US5392999 *Feb 28, 1991Feb 28, 1995Noell Service Und Maschinentechnik GmbhRotor for impact crushers or hammer mills
US5775608 *Apr 7, 1997Jul 7, 1998Dumaine; Thomas J.Reversible granulator
US6073866 *Mar 5, 1999Jun 13, 2000Silver; James S.Apparatus methods and systems for pulverizing and cleaning brittle recyclable materials
US7455291 *Dec 22, 2005Nov 25, 2008Xerox CorporationMedia alignment systems and methods
US7713196Mar 9, 2007May 11, 2010Nellcor Puritan Bennett LlcMethod for evaluating skin hydration and fluid compartmentalization
US7832666 *Apr 26, 2007Nov 16, 2010Chudy Group, LLCArticle-destruction apparatus and method of article destruction
US8560059Mar 9, 2007Oct 15, 2013Covidien LpSystem and methods for optical sensing and drug delivery using microneedles
WO2001094867A1Jul 19, 2000Dec 13, 2001Universal Preservation TechnolIndustrial scale barrier technology for preservation of sensitive biological materials
U.S. Classification241/36, 241/285.2, 241/73, 241/191, 241/189.2
International ClassificationB02C13/31, B02C13/282, B02C13/28
Cooperative ClassificationB02C13/31, B02C13/2804, B02C13/282
European ClassificationB02C13/282, B02C13/28B, B02C13/31
Legal Events
Jul 29, 1985ASAssignment
Effective date: 19850204
Oct 23, 1990REMIMaintenance fee reminder mailed
Mar 24, 1991FPAYFee payment
Year of fee payment: 4
Mar 24, 1991SULPSurcharge for late payment
Aug 26, 1994FPAYFee payment
Year of fee payment: 8
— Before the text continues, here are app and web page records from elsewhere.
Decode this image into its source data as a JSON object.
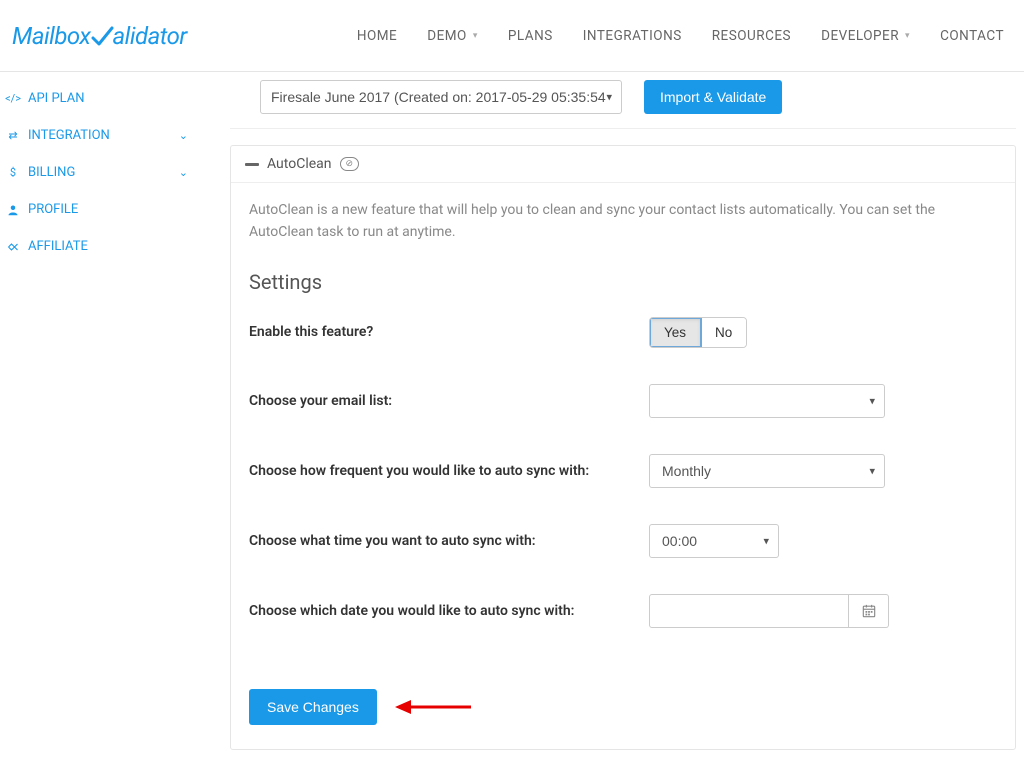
{
  "logo_text_m": "M",
  "logo_text_rest": "ailbox",
  "logo_text_end": "alidator",
  "nav": {
    "home": "HOME",
    "demo": "DEMO",
    "plans": "PLANS",
    "integrations": "INTEGRATIONS",
    "resources": "RESOURCES",
    "developer": "DEVELOPER",
    "contact": "CONTACT"
  },
  "sidebar": {
    "api_plan": "API PLAN",
    "integration": "INTEGRATION",
    "billing": "BILLING",
    "profile": "PROFILE",
    "affiliate": "AFFILIATE"
  },
  "import_row": {
    "selected": "Firesale June 2017 (Created on: 2017-05-29 05:35:54",
    "button": "Import & Validate"
  },
  "panel": {
    "title": "AutoClean",
    "desc": "AutoClean is a new feature that will help you to clean and sync your contact lists automatically. You can set the AutoClean task to run at anytime."
  },
  "settings": {
    "heading": "Settings",
    "enable_label": "Enable this feature?",
    "yes": "Yes",
    "no": "No",
    "email_list_label": "Choose your email list:",
    "email_list_value": "",
    "frequency_label": "Choose how frequent you would like to auto sync with:",
    "frequency_value": "Monthly",
    "time_label": "Choose what time you want to auto sync with:",
    "time_value": "00:00",
    "date_label": "Choose which date you would like to auto sync with:",
    "date_value": "",
    "save": "Save Changes"
  }
}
Sep 16, 1998FPAYFee payment
Year of fee payment: 12
Oct 8, 2009ASAssignment
Effective date: 20090505
Effective date: 20090923